After winning overwhelming taxpayer support for building a new hospital, officials at Wishard Health Services said demolition
work will begin as early as next week and construction could start as early as March.
And the sale of up to $703 million in bonds to finance the massive project will occur before year’s end, if all goes according to plan.
“We are prepared to start the construction process immediately,” said Matt Gutwein, CEO of the Health and Hospital Corp. of Marion County, which owns Wishard. “Time is money. The faster we can do this in a responsible way, the lower the cost will be to Wishard.”
In a Tuesday referendum, about 83 percent of voters approved taxpayer backing for the bonds. According to unofficial results from the Marion County Election Board, about 84 percent of precincts had reported results as of 11:40 a.m. Wednesday. More than 58,500 people voted—a 12-percent turnout of eligible voters.
Wishard’s parent organization plans to sell bonds to finance the $754 million hospital just west of downtown. Wishard’s current facility includes a series of 17 buildings that are on average 60 years old.

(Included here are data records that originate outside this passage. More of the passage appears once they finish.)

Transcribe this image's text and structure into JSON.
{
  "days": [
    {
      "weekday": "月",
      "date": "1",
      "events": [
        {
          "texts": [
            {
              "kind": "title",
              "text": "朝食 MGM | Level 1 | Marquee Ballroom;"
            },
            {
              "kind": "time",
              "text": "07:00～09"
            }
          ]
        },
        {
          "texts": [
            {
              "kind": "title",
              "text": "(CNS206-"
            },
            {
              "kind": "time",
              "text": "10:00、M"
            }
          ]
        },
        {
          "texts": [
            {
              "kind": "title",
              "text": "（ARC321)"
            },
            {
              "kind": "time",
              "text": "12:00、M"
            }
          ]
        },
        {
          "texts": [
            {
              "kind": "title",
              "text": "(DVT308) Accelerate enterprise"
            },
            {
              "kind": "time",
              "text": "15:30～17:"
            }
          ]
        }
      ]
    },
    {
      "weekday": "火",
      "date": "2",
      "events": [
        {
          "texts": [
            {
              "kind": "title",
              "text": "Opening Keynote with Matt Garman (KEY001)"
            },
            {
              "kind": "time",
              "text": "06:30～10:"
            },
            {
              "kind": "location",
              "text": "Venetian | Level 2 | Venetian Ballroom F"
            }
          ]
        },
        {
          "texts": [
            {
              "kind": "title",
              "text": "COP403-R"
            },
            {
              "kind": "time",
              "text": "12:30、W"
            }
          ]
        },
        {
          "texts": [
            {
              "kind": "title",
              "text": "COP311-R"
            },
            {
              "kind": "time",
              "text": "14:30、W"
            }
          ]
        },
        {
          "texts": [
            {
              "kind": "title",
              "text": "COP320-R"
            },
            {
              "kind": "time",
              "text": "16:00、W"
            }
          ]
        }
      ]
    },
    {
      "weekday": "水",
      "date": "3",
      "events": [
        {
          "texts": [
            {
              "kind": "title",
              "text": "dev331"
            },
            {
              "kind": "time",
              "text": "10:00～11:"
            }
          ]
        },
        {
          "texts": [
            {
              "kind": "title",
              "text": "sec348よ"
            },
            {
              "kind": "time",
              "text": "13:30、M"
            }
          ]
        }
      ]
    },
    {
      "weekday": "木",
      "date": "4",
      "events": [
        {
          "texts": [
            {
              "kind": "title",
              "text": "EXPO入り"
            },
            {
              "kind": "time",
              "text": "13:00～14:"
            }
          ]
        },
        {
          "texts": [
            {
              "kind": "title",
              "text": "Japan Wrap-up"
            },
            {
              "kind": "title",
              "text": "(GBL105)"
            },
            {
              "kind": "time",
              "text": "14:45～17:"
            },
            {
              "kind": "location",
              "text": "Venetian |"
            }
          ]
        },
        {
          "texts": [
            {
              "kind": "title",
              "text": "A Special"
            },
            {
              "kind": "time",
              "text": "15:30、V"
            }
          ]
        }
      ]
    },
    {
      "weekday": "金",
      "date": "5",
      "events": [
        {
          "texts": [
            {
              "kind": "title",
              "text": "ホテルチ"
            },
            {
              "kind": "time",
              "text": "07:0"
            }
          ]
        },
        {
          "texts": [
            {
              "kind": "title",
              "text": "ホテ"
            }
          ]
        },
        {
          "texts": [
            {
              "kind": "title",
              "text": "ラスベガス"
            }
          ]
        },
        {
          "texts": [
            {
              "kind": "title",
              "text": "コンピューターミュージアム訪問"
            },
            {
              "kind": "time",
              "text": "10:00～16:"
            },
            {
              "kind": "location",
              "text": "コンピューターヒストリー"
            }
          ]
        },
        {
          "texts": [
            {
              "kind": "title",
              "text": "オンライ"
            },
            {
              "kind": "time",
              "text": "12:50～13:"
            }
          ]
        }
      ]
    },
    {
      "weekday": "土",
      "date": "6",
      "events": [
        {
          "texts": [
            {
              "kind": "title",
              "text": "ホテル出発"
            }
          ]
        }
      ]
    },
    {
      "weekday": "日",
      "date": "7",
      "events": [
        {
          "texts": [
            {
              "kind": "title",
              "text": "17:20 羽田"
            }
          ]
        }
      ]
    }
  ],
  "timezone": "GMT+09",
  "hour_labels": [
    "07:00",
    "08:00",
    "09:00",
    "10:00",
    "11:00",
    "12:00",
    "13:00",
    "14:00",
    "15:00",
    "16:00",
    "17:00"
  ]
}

Taxpayers agreed to back Wishard’s bonds after Gutwein and his team promised they would have more than adequate cash to pay them off without additional tax revenue. The hospital corporation has saved up $150 million in advance, is trying to raise $50 million in private donations, and built up surplus cash flow by expanding a profitable network of nursing homes and aggressively cutting costs at Wishard.
The new Wishard hospital complex will be built on land currently owned by IUPUI. The hospital corporation will exercise a land-swap option agreement today with Indiana University. The agreement calls for Wishard to take control of the hospital site right away, and then gradually cede ownership of its current hospital site over the next four years.
The new hospital is scheduled to be finished in December 2013.
The land Wishard will receive is dotted with the structures of the old Larue Carter psychiatric hospital facility and the former State Department of Health building, all of which will be torn down.
Wishard has hired a firm to do environmental remediation of the asbestos and other contaminants in those buildings. That first step of demolition work is being planned this week and will start next week. Gutwein hopes demolition is done by March.
Meanwhile, Wishard officials are preparing a request for proposals, to be issued by the end of November, to choose a construction firm to build the hospital complex’s first building, a parking garage. They hope to choose a construction firm by year’s end.
“Then you will start seeing buildings come out of the ground in March,” Gutwein said.
The hospital corporation is relying on its New York-based financial advisers, Crowe Horwath and Citigroup, to help it decide when to launch its bond sale—as well as the amount of bonds to sell and at what interest rate.
Gutwein is eager to do that soon because bond investors are demanding historically low rates right now.
“The rates are as favorable as we could ever reasonably expect right now,” he said, noting that Wishard can save more than $300 million, compared with historically typical bond rates. “Our goal is to move right now.”